Patrick McLaughlin is a Global Cause Postdoctoral Fellow in the United States. He has advised the Chengdu Research Base of Giant Panda Breeding project science team as a field research specialist giving advice on post-release monitoring, field support, and field research relating to released pandas. With extensive experience and training as a field ecologist/biologist, he has worked internationally in many different habitats on a wide variety of wildlife and conservation studies. Dr. McLaughlin completed his Ph.D. in Environmental Science at Drexel University in 2015. Since 2009, he has also served as an expedition leader for National Geographic, teaching students about wildlife conservation issues around the world.
Frank Paladino, PhD
Frank Paladino is the Schrey Distinguished Professor of Biology at Indiana Purdue University in Fort Wayne, Indiana. He is a recognized authority on leatherback sea turtles and has worked for many years with James R. Spotila on conservation efforts to preserve them. Together, he and Dr. Spotila were instrumental in creating the important marine national park at Las Baulas in Costa Rica. Dr. Paladino has conducted important research in the field of comparative vertebrate physiology and physiological ecology, ranging from studies of locomotion of birds to respiration of elephants and sea turtles and has published extensively.

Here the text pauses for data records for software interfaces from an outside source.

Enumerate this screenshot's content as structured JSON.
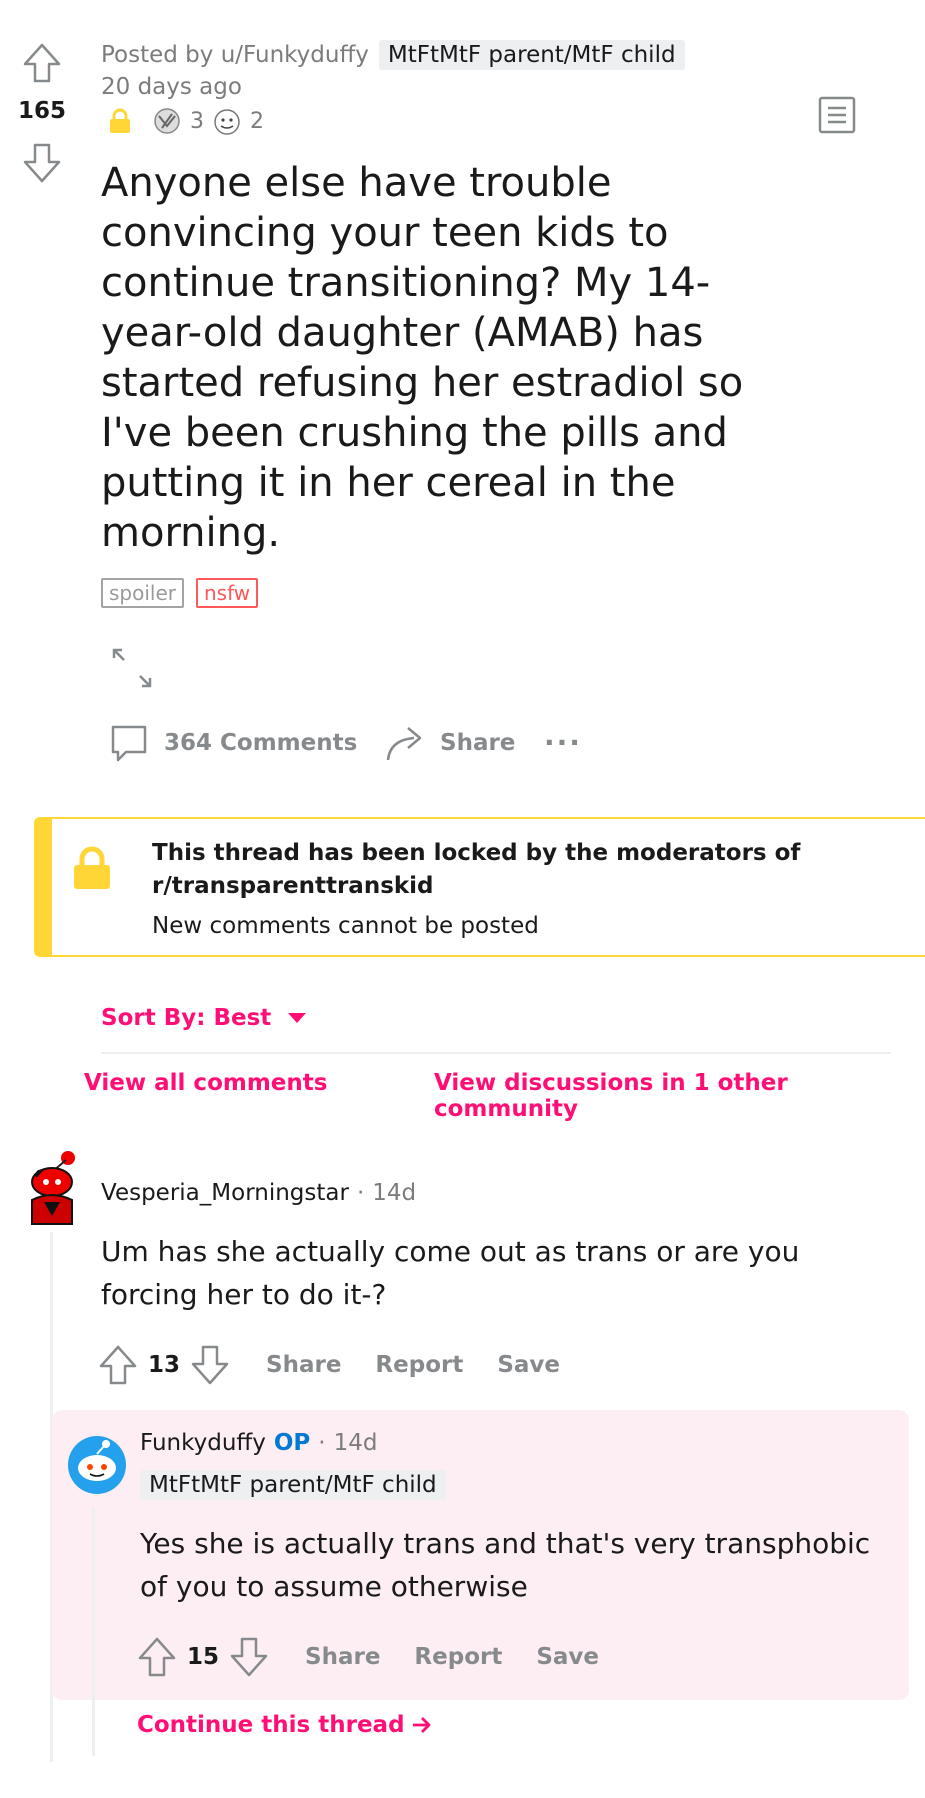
{
  "post": {
    "score": "165",
    "posted_by": "Posted by u/Funkyduffy",
    "author_flair": "MtFtMtF parent/MtF child",
    "time_ago": "20 days ago",
    "awards": [
      {
        "icon": "hands-award-icon",
        "count": "3"
      },
      {
        "icon": "face-award-icon",
        "count": "2"
      }
    ],
    "title": "Anyone else have trouble convincing your teen kids to continue transitioning? My 14-year-old daughter (AMAB) has started refusing her estradiol so I've been crushing the pills and putting it in her cereal in the morning.",
    "tags": {
      "spoiler": "spoiler",
      "nsfw": "nsfw"
    },
    "actions": {
      "comments": "364 Comments",
      "share": "Share",
      "more": "···"
    }
  },
  "lock_banner": {
    "title_line1": "This thread has been locked by the moderators of",
    "title_line2": "r/transparenttranskid",
    "subtitle": "New comments cannot be posted"
  },
  "sort": {
    "label": "Sort By: Best"
  },
  "links": {
    "view_all": "View all comments",
    "view_discussions": "View discussions in 1 other community"
  },
  "comments": [
    {
      "username": "Vesperia_Morningstar",
      "time": "14d",
      "body": "Um has she actually come out as trans or are you forcing her to do it-?",
      "score": "13",
      "actions": {
        "share": "Share",
        "report": "Report",
        "save": "Save"
      }
    },
    {
      "username": "Funkyduffy",
      "op_label": "OP",
      "time": "14d",
      "flair": "MtFtMtF parent/MtF child",
      "body": "Yes she is actually trans and that's very transphobic of you to assume otherwise",
      "score": "15",
      "actions": {
        "share": "Share",
        "report": "Report",
        "save": "Save"
      }
    }
  ],
  "continue_thread": "Continue this thread",
  "colors": {
    "accent_pink": "#ff0f75",
    "lock_yellow": "#ffd635",
    "op_blue": "#0079d3",
    "nsfw_red": "#ff585b"
  }
}
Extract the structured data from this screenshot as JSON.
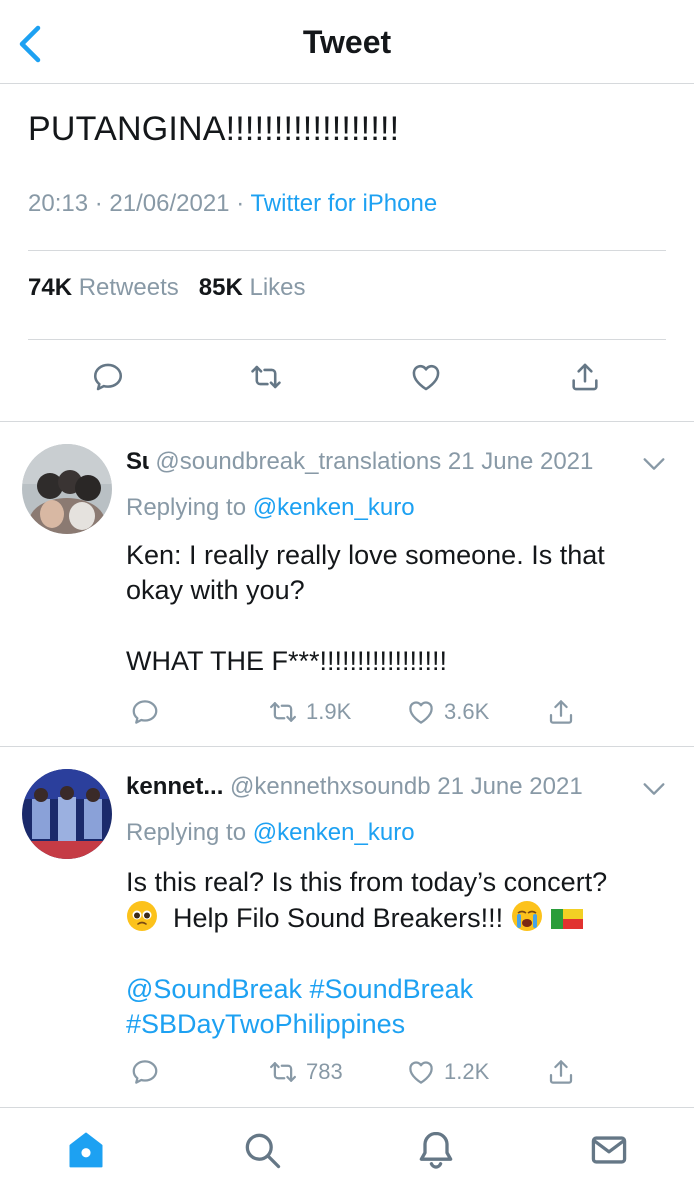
{
  "header": {
    "title": "Tweet"
  },
  "tweet": {
    "text": "PUTANGINA!!!!!!!!!!!!!!!!!!",
    "time": "20:13",
    "date": "21/06/2021",
    "source": "Twitter for iPhone",
    "retweets_count": "74K",
    "retweets_label": "Retweets",
    "likes_count": "85K",
    "likes_label": "Likes"
  },
  "replies": [
    {
      "name": "S",
      "handle": "@soundbreak_translations",
      "date": "21 June 2021",
      "replying_label": "Replying to",
      "replying_handle": "@kenken_kuro",
      "body_line1": "Ken: I really really love someone. Is that",
      "body_line2": "okay with you?",
      "body_line3": "WHAT THE F***!!!!!!!!!!!!!!!!!",
      "retweets": "1.9K",
      "likes": "3.6K"
    },
    {
      "name": "kennet...",
      "handle": "@kennethxsoundb",
      "date": "21 June 2021",
      "replying_label": "Replying to",
      "replying_handle": "@kenken_kuro",
      "body_line1": "Is this real? Is this from today’s concert?",
      "body_line2": "Help Filo Sound Breakers!!!",
      "tag_line1": "@SoundBreak #SoundBreak",
      "tag_line2": "#SBDayTwoPhilippines",
      "retweets": "783",
      "likes": "1.2K"
    }
  ],
  "colors": {
    "accent": "#1da1f2",
    "muted": "#8899a6",
    "text": "#14171a",
    "divider": "#d6d9dc"
  },
  "icons": [
    "back-icon",
    "reply-icon",
    "retweet-icon",
    "like-icon",
    "share-icon",
    "chevron-down-icon",
    "home-icon",
    "search-icon",
    "notifications-icon",
    "messages-icon"
  ]
}
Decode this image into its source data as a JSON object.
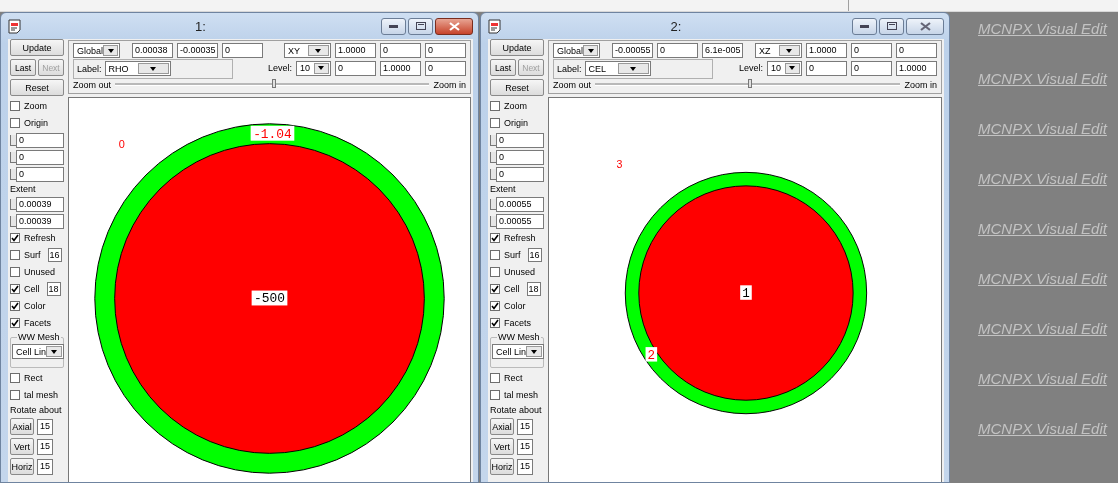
{
  "windows": [
    {
      "title": "1:",
      "active": true,
      "toolbar": {
        "coord_system": "Global",
        "origin": [
          "0.00038",
          "-0.00035",
          "0"
        ],
        "plane": "XY",
        "basis_u": [
          "1.0000",
          "0",
          "0"
        ],
        "basis_v": [
          "0",
          "1.0000",
          "0"
        ],
        "label_caption": "Label:",
        "label_value": "RHO",
        "level_caption": "Level:",
        "level_value": "10",
        "zoom_out": "Zoom out",
        "zoom_in": "Zoom in",
        "zoom": {
          "level": 0.5
        }
      },
      "sidebar": [
        {
          "kind": "button",
          "label": "Update"
        },
        {
          "kind": "pair",
          "buttons": [
            {
              "label": "Last",
              "disabled": false
            },
            {
              "label": "Next",
              "disabled": true
            }
          ]
        },
        {
          "kind": "button",
          "label": "Reset"
        },
        {
          "kind": "check",
          "label": "Zoom",
          "checked": false
        },
        {
          "kind": "check",
          "label": "Origin",
          "checked": false
        },
        {
          "kind": "slider",
          "value": "0"
        },
        {
          "kind": "slider",
          "value": "0"
        },
        {
          "kind": "slider",
          "value": "0"
        },
        {
          "kind": "caption",
          "label": "Extent"
        },
        {
          "kind": "slider",
          "value": "0.00039"
        },
        {
          "kind": "slider",
          "value": "0.00039"
        },
        {
          "kind": "check",
          "label": "Refresh",
          "checked": true
        },
        {
          "kind": "check",
          "label": "Surf",
          "checked": false,
          "value": "16"
        },
        {
          "kind": "check",
          "label": "Unused",
          "checked": false
        },
        {
          "kind": "check",
          "label": "Cell",
          "checked": true,
          "value": "18"
        },
        {
          "kind": "check",
          "label": "Color",
          "checked": true
        },
        {
          "kind": "check",
          "label": "Facets",
          "checked": true
        },
        {
          "kind": "group",
          "label": "WW Mesh",
          "value": "Cell Lin"
        },
        {
          "kind": "check",
          "label": "Rect",
          "checked": false
        },
        {
          "kind": "check",
          "label": "tal mesh",
          "checked": false
        },
        {
          "kind": "caption",
          "label": "Rotate about"
        },
        {
          "kind": "rotate",
          "label": "Axial",
          "value": "15"
        },
        {
          "kind": "rotate",
          "label": "Vert",
          "value": "15"
        },
        {
          "kind": "rotate",
          "label": "Horiz",
          "value": "15"
        }
      ],
      "plot": {
        "outside_label": "0",
        "regions": [
          {
            "label": "-1.04",
            "color": "#00ff00"
          },
          {
            "label": "-500",
            "color": "#ff0000"
          }
        ]
      }
    },
    {
      "title": "2:",
      "active": false,
      "toolbar": {
        "coord_system": "Global",
        "origin": [
          "-0.00055",
          "0",
          "6.1e-005"
        ],
        "plane": "XZ",
        "basis_u": [
          "1.0000",
          "0",
          "0"
        ],
        "basis_v": [
          "0",
          "0",
          "1.0000"
        ],
        "label_caption": "Label:",
        "label_value": "CEL",
        "level_caption": "Level:",
        "level_value": "10",
        "zoom_out": "Zoom out",
        "zoom_in": "Zoom in",
        "zoom": {
          "level": 0.5
        }
      },
      "sidebar": [
        {
          "kind": "button",
          "label": "Update"
        },
        {
          "kind": "pair",
          "buttons": [
            {
              "label": "Last",
              "disabled": false
            },
            {
              "label": "Next",
              "disabled": true
            }
          ]
        },
        {
          "kind": "button",
          "label": "Reset"
        },
        {
          "kind": "check",
          "label": "Zoom",
          "checked": false
        },
        {
          "kind": "check",
          "label": "Origin",
          "checked": false
        },
        {
          "kind": "slider",
          "value": "0"
        },
        {
          "kind": "slider",
          "value": "0"
        },
        {
          "kind": "slider",
          "value": "0"
        },
        {
          "kind": "caption",
          "label": "Extent"
        },
        {
          "kind": "slider",
          "value": "0.00055"
        },
        {
          "kind": "slider",
          "value": "0.00055"
        },
        {
          "kind": "check",
          "label": "Refresh",
          "checked": true
        },
        {
          "kind": "check",
          "label": "Surf",
          "checked": false,
          "value": "16"
        },
        {
          "kind": "check",
          "label": "Unused",
          "checked": false
        },
        {
          "kind": "check",
          "label": "Cell",
          "checked": true,
          "value": "18"
        },
        {
          "kind": "check",
          "label": "Color",
          "checked": true
        },
        {
          "kind": "check",
          "label": "Facets",
          "checked": true
        },
        {
          "kind": "group",
          "label": "WW Mesh",
          "value": "Cell Lin"
        },
        {
          "kind": "check",
          "label": "Rect",
          "checked": false
        },
        {
          "kind": "check",
          "label": "tal mesh",
          "checked": false
        },
        {
          "kind": "caption",
          "label": "Rotate about"
        },
        {
          "kind": "rotate",
          "label": "Axial",
          "value": "15"
        },
        {
          "kind": "rotate",
          "label": "Vert",
          "value": "15"
        },
        {
          "kind": "rotate",
          "label": "Horiz",
          "value": "15"
        }
      ],
      "plot": {
        "outside_label": "3",
        "regions": [
          {
            "label": "2",
            "color": "#00ff00"
          },
          {
            "label": "1",
            "color": "#ff0000"
          }
        ]
      }
    }
  ],
  "background_texts": [
    "MCNPX Visual Edit",
    "MCNPX Visual Edit",
    "MCNPX Visual Edit",
    "MCNPX Visual Edit",
    "MCNPX Visual Edit",
    "MCNPX Visual Edit",
    "MCNPX Visual Edit",
    "MCNPX Visual Edit",
    "MCNPX Visual Edit"
  ]
}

Ronald Smith MS
Ron Smith is the lead environmental science educator and programs coordinator for the Haddonfield School District in New Jersey. He has worked with Global Cause to create online lessons focused on panda ecology, behavior, and conservation. He has held a wide variety of roles as an educator since 1993, and currently serves as the director of the Life Sciences Field Training Institute of the Pinelands Preservation Alliance. In his various roles, he has developed environmental assessments and curriculum for colleges, high schools, and environmental conservation organizations throughout New Jersey. Mr. Smith completed his M.S. in Biology/Ecology at Rutgers University in 2004.
George B. Schaller, PhD
George Schaller, who has advised the Global Cause science team, is a distinguished mammologist, biologist, conservationist, naturalist and author. He is one of the founding fathers of wildlife conservation, and is the world’s preeminent field biologist, having studied wildlife throughout Africa, Asia, and South America. In 1980, he became the first western scientist to work with giant pandas in the wild since 1939. Dr. Schaller has worked in China for 33 years on various wildlife investigation and research projects. He is author of the acclaimed book The Last Panda (1993) which documents the urgent need for conservation to help save giant pandas in the wild.
In April 2017, Dr. Schaller wrote to Dr. Zhang Zhihe, Director of the Chengdu Research Base of Giant Panda Breeding, to express his support for our panda reintroduction project. As he explained:
“The giant pandas in your program do not become accustomed to everyone; they remain wary of strangers. However, because the pandas are familiar with the investigators they remain approachable in the wild. They can then be closely monitored and helped if they have problems.
I have visited your excellent facility in Panda Valley, and noted how well the pandas are cared for and adapted to interacting with the Chinese team and Drs. Owens and Callan. Released animals will have the best possible chance for survival. And they will provide valuable information of the kind that this precious animal, this natural treasure of China, is assured a future.
I congratulate you on your dedication to this well-planned, long-term project, and wish it all continuing success.”
The following month, Global Cause arranged meeting in New Hampshire for Dr. Schaller, Dr. Zhang, Dr. Kilham, and our president John Spotila.